WHAT THE EXERCISE ASKS: Read the records beneath this task and copy every line that contains the string "Input".

RECORD EXTRACTS:

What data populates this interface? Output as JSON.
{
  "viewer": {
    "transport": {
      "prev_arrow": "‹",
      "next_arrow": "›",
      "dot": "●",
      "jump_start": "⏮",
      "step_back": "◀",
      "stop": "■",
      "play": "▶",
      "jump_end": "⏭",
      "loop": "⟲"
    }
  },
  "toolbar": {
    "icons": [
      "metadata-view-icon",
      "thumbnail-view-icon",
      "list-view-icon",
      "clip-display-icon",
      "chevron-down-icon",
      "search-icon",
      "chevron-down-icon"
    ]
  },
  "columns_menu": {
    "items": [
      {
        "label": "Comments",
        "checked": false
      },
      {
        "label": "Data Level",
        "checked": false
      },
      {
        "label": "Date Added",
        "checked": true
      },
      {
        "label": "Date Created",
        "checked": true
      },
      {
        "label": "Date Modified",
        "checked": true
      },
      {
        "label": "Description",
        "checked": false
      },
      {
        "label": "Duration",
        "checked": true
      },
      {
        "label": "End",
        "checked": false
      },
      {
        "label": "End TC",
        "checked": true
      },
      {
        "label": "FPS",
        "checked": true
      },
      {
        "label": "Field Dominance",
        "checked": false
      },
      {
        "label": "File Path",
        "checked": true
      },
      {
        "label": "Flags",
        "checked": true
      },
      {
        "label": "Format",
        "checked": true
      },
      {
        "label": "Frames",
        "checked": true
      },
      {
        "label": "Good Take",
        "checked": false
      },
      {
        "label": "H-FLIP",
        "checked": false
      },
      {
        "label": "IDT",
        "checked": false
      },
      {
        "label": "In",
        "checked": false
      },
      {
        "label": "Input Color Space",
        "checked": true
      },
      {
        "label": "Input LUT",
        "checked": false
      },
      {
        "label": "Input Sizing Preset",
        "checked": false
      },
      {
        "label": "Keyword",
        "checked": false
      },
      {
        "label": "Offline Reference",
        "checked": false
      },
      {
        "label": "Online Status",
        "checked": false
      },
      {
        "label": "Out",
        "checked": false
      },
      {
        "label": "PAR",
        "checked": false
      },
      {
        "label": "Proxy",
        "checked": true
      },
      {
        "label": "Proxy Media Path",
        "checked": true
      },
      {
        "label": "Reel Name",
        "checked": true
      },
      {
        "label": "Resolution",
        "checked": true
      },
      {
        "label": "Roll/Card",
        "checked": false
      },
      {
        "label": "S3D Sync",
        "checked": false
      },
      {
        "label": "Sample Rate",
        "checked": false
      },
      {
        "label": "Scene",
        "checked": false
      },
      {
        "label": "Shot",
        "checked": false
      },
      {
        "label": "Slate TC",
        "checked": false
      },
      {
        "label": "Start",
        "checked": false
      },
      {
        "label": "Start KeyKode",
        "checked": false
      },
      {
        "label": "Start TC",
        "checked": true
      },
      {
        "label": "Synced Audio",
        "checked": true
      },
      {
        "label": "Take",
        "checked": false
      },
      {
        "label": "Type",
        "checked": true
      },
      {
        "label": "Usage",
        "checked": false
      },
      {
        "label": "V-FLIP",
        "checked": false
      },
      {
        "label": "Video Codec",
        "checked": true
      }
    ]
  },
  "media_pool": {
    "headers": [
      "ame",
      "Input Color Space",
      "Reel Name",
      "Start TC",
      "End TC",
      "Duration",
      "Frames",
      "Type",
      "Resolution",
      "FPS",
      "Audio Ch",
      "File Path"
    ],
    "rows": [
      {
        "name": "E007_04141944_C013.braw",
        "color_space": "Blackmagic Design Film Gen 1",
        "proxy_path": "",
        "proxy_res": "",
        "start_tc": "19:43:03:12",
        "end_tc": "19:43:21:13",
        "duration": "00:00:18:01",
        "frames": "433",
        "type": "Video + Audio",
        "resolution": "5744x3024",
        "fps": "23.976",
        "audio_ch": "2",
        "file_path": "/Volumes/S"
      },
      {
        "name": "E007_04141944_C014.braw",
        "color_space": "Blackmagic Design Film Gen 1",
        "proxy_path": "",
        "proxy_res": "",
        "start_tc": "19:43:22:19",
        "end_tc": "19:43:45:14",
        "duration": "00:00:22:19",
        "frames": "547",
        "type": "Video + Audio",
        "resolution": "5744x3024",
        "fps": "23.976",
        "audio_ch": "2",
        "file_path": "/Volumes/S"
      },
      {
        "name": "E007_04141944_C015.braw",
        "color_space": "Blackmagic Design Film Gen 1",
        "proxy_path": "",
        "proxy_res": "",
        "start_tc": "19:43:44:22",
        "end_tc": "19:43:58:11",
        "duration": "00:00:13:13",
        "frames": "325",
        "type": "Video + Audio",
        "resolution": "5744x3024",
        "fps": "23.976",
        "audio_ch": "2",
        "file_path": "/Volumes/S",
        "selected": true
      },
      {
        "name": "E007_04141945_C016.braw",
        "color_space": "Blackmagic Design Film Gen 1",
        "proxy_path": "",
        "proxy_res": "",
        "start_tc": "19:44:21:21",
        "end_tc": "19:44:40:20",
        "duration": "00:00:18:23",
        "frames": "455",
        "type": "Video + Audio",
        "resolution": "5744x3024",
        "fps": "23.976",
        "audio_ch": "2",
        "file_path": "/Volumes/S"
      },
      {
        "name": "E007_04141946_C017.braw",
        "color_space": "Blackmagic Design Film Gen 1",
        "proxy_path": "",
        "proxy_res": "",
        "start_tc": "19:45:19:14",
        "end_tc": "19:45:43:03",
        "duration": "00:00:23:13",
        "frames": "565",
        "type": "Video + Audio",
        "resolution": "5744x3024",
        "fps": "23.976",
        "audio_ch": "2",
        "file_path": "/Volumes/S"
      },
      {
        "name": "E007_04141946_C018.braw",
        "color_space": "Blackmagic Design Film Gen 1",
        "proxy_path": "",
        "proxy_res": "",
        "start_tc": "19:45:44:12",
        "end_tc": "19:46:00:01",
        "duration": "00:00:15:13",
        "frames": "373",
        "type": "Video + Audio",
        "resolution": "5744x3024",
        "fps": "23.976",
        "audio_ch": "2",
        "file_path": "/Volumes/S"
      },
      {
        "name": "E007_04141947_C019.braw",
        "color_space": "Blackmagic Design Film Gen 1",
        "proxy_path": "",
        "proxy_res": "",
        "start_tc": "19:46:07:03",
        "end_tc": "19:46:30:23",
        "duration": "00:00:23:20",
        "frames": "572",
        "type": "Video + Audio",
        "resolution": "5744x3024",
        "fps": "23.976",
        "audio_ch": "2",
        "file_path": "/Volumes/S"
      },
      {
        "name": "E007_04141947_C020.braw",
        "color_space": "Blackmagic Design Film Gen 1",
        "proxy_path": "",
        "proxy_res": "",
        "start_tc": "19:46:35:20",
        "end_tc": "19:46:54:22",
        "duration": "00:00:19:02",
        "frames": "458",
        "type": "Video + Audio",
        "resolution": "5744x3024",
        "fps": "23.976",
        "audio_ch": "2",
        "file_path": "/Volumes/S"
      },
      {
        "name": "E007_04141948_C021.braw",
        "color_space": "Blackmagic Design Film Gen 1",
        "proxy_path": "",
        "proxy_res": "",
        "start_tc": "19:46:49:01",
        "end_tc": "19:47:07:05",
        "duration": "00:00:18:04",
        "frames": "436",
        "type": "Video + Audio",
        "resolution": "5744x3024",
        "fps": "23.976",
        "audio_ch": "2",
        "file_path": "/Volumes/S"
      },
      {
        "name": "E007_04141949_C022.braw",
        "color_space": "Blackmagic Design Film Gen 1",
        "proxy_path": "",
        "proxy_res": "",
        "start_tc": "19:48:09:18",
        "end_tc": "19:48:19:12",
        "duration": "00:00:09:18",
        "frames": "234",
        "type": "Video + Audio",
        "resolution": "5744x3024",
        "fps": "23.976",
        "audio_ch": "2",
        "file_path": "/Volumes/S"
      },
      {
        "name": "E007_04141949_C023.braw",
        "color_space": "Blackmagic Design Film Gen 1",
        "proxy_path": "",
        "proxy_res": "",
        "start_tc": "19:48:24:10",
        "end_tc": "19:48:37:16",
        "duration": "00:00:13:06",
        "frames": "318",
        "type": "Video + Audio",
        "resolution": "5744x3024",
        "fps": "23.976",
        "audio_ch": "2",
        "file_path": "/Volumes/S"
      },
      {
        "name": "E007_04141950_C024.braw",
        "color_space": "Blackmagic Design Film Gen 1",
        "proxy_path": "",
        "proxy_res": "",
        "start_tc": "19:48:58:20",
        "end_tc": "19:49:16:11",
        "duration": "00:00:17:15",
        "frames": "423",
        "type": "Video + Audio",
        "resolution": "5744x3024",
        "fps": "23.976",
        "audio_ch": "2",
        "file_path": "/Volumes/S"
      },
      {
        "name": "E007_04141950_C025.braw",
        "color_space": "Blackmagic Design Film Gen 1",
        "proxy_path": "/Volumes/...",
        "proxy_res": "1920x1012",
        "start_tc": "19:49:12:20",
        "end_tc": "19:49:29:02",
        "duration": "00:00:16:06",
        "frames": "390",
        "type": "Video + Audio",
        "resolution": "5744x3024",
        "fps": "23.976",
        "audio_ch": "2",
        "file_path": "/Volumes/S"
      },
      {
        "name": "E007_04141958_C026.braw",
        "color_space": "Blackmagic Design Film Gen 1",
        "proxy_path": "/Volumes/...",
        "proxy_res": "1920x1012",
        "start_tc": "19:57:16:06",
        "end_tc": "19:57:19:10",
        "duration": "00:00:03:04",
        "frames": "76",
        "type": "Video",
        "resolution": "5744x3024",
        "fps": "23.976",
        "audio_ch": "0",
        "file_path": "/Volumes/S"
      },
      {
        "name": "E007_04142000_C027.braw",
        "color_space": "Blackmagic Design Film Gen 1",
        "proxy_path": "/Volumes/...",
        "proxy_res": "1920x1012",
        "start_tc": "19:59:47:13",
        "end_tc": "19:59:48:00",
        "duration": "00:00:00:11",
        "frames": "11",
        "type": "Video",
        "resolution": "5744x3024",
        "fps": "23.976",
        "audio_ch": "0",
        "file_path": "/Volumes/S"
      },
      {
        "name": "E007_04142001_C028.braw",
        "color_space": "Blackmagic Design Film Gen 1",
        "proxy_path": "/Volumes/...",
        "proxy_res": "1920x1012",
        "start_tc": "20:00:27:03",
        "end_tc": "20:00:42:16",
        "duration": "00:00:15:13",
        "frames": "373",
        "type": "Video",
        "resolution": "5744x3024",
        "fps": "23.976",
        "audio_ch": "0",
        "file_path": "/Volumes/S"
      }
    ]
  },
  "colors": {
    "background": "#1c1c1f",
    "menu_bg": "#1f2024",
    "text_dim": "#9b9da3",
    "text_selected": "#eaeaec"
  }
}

WRITTEN SOLUTION:
        "label": "Input Color Space",
        "label": "Input LUT",
        "label": "Input Sizing Preset",
      "Input Color Space",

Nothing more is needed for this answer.